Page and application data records
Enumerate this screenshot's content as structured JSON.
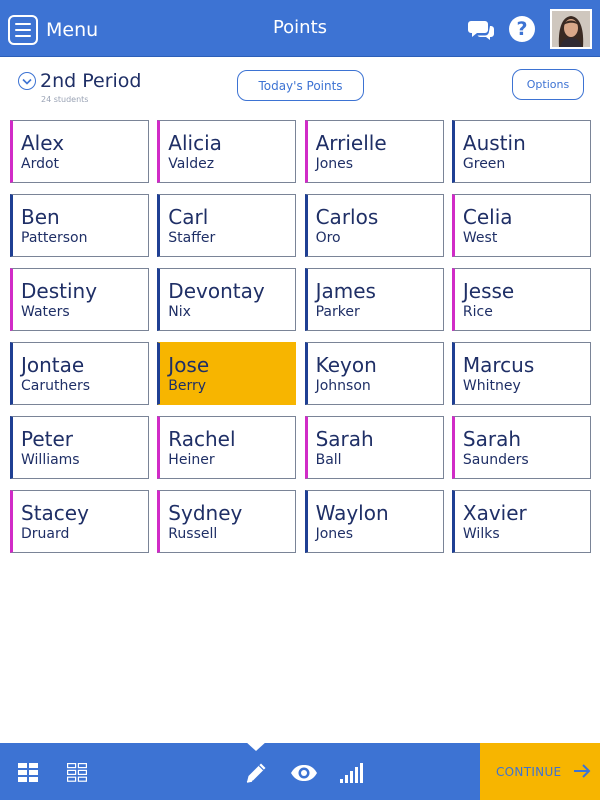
{
  "header": {
    "menu_label": "Menu",
    "title": "Points",
    "chat_icon": "chat-bubbles-icon",
    "help_glyph": "?",
    "avatar": "teacher-avatar"
  },
  "class_bar": {
    "period_name": "2nd Period",
    "student_count": "24 students",
    "todays_points_label": "Today's Points",
    "options_label": "Options"
  },
  "students": [
    {
      "first": "Alex",
      "last": "Ardot",
      "accent": "magenta",
      "selected": false
    },
    {
      "first": "Alicia",
      "last": "Valdez",
      "accent": "magenta",
      "selected": false
    },
    {
      "first": "Arrielle",
      "last": "Jones",
      "accent": "magenta",
      "selected": false
    },
    {
      "first": "Austin",
      "last": "Green",
      "accent": "blue",
      "selected": false
    },
    {
      "first": "Ben",
      "last": "Patterson",
      "accent": "blue",
      "selected": false
    },
    {
      "first": "Carl",
      "last": "Staffer",
      "accent": "blue",
      "selected": false
    },
    {
      "first": "Carlos",
      "last": "Oro",
      "accent": "blue",
      "selected": false
    },
    {
      "first": "Celia",
      "last": "West",
      "accent": "magenta",
      "selected": false
    },
    {
      "first": "Destiny",
      "last": "Waters",
      "accent": "magenta",
      "selected": false
    },
    {
      "first": "Devontay",
      "last": "Nix",
      "accent": "blue",
      "selected": false
    },
    {
      "first": "James",
      "last": "Parker",
      "accent": "blue",
      "selected": false
    },
    {
      "first": "Jesse",
      "last": "Rice",
      "accent": "magenta",
      "selected": false
    },
    {
      "first": "Jontae",
      "last": "Caruthers",
      "accent": "blue",
      "selected": false
    },
    {
      "first": "Jose",
      "last": "Berry",
      "accent": "blue",
      "selected": true
    },
    {
      "first": "Keyon",
      "last": "Johnson",
      "accent": "blue",
      "selected": false
    },
    {
      "first": "Marcus",
      "last": "Whitney",
      "accent": "blue",
      "selected": false
    },
    {
      "first": "Peter",
      "last": "Williams",
      "accent": "blue",
      "selected": false
    },
    {
      "first": "Rachel",
      "last": "Heiner",
      "accent": "magenta",
      "selected": false
    },
    {
      "first": "Sarah",
      "last": "Ball",
      "accent": "magenta",
      "selected": false
    },
    {
      "first": "Sarah",
      "last": "Saunders",
      "accent": "magenta",
      "selected": false
    },
    {
      "first": "Stacey",
      "last": "Druard",
      "accent": "magenta",
      "selected": false
    },
    {
      "first": "Sydney",
      "last": "Russell",
      "accent": "magenta",
      "selected": false
    },
    {
      "first": "Waylon",
      "last": "Jones",
      "accent": "blue",
      "selected": false
    },
    {
      "first": "Xavier",
      "last": "Wilks",
      "accent": "blue",
      "selected": false
    }
  ],
  "footer": {
    "grid_view_icon": "grid-large-icon",
    "list_view_icon": "grid-small-icon",
    "edit_icon": "pencil-icon",
    "view_icon": "eye-icon",
    "stats_icon": "signal-bars-icon",
    "continue_label": "CONTINUE"
  },
  "colors": {
    "primary": "#3d73d3",
    "accent": "#f7b500",
    "text": "#1f2f66",
    "blue_accent": "#1f3f93",
    "magenta_accent": "#d12bc7"
  }
}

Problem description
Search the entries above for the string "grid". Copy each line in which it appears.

Response area
    "grid_view_icon": "grid-large-icon",
    "list_view_icon": "grid-small-icon",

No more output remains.